In summary, here we have ascertained the synaptic and non-synaptic localization and distribution of EAAC1, GLT-1, and GLAST in the superficial dorsal horn. In addition, behavioral studies showed that spinal glutamate transporter inhibition produces an antinociceptive effect in formalin- and CFA-induced inflammatory pain. This effect was attenuated by a group III mGluR antagonist. Our findings suggest that spinal glutamate transporter inhibition can relieve inflammatory pain through a mechanism that involves the activation of inhibitory pre-synaptic group III mGluRs.
This work was supported by the National Institutes of Health (R01NS058886), Bethesda, Maryland, USA; the National Natural Science Foundation of China (30828015), Beijing, People’s Republic of China; the Blaustein Pain Research Fund, Baltimore, Maryland, USA; Mr. David Koch and the Patrick C. Walsh Prostate Cancer Research Fund, Baltimore, Maryland, USA; and the Intramural Research Program of the National Institute of Deafness and Other Communication Disorders, Bethesda, Maryland, USA.
We thank Ya-Xian Wang, M.D., Laboratory of Neurochemistry, National Institute of Deafness and Other Communication Disorders, National Institutes of Health, Bethesda, Maryland, USA, for her help with the immunogold experiments and Claire Levine, M.S., E.L.S., Manager of Editorial Services, Department of Anesthesiology and Critical Care Medicine, Johns Hopkins University School of Medicine, Baltimore, Maryland, USA, for her editorial assistance.
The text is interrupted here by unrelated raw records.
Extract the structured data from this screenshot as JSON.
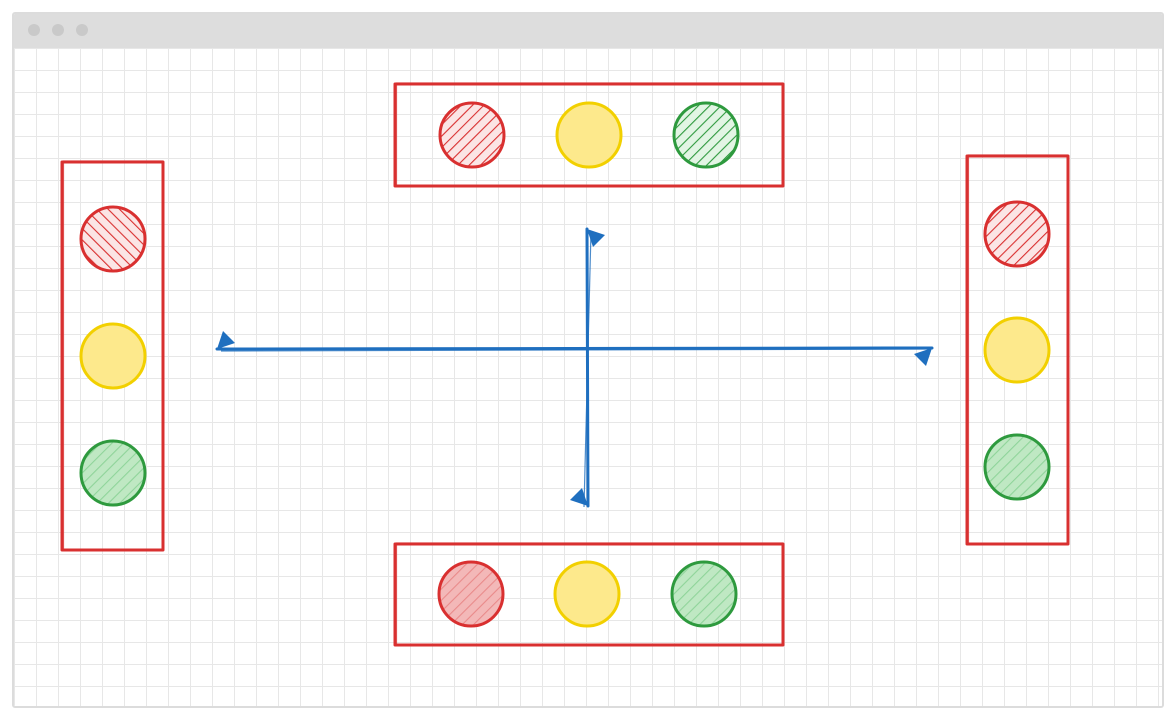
{
  "window": {
    "controls": [
      {
        "name": "close-dot",
        "color": "#c9c9c9"
      },
      {
        "name": "minimize-dot",
        "color": "#c9c9c9"
      },
      {
        "name": "maximize-dot",
        "color": "#c9c9c9"
      }
    ]
  },
  "colors": {
    "frame": "#d93030",
    "red_light": "#d93030",
    "red_fill": "#f3b8b8",
    "yellow_light": "#f2d000",
    "yellow_fill": "#fde98c",
    "green_light": "#2e9a3e",
    "green_fill": "#bfe8c3",
    "arrow": "#1f6fbf",
    "grid": "#e7e7e7"
  },
  "traffic_lights": [
    {
      "id": "north",
      "orientation": "horizontal",
      "lights": [
        "red",
        "yellow",
        "green"
      ]
    },
    {
      "id": "west",
      "orientation": "vertical",
      "lights": [
        "red",
        "yellow",
        "green"
      ]
    },
    {
      "id": "east",
      "orientation": "vertical",
      "lights": [
        "red",
        "yellow",
        "green"
      ]
    },
    {
      "id": "south",
      "orientation": "horizontal",
      "lights": [
        "red",
        "yellow",
        "green"
      ]
    }
  ],
  "arrows": [
    "horizontal-double-arrow",
    "vertical-double-arrow"
  ]
}
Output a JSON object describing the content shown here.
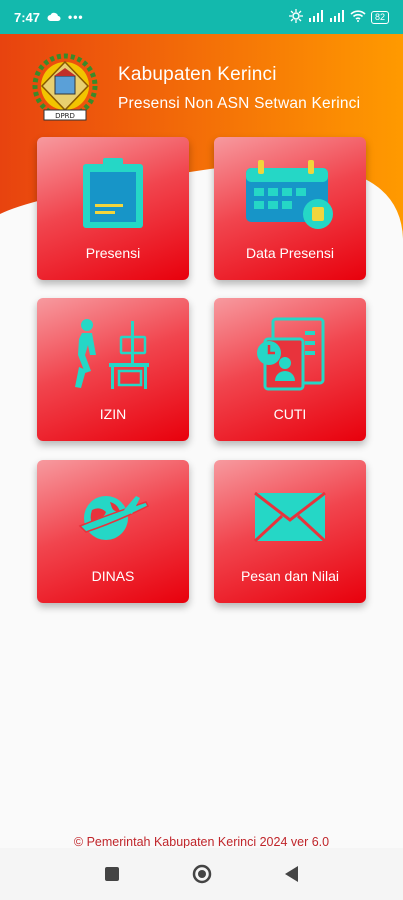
{
  "status_bar": {
    "time": "7:47",
    "battery": "82"
  },
  "header": {
    "title": "Kabupaten Kerinci",
    "subtitle": "Presensi Non ASN Setwan Kerinci",
    "gradient_start": "#e8430f",
    "gradient_end": "#ff9a00"
  },
  "menu": {
    "tile_color": "#ef3b45",
    "icon_color": "#25d7c6",
    "items": [
      {
        "label": "Presensi",
        "icon": "clipboard-icon"
      },
      {
        "label": "Data Presensi",
        "icon": "calendar-icon"
      },
      {
        "label": "IZIN",
        "icon": "walking-person-desk-icon"
      },
      {
        "label": "CUTI",
        "icon": "leave-document-icon"
      },
      {
        "label": "DINAS",
        "icon": "plane-globe-icon"
      },
      {
        "label": "Pesan dan Nilai",
        "icon": "envelope-icon"
      }
    ]
  },
  "footer": {
    "copyright": "© Pemerintah Kabupaten Kerinci 2024 ver 6.0"
  },
  "nav_bar": {
    "buttons": [
      "recents-button",
      "home-button",
      "back-button"
    ]
  }
}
This work was received from the Department of Anesthesiology and Critical Care Medicine, Johns Hopkins University School of Medicine, Baltimore, Maryland, USA.
Summary statement: Spinal cord glutamate transporters clear synaptically released glutamate to maintain normal sensory transmission. This study shows that spinal cord glutamate transporter inhibition relieves inflammatory pain by activating inhibitory pre-synaptic group III metabotropic glutamate receptors.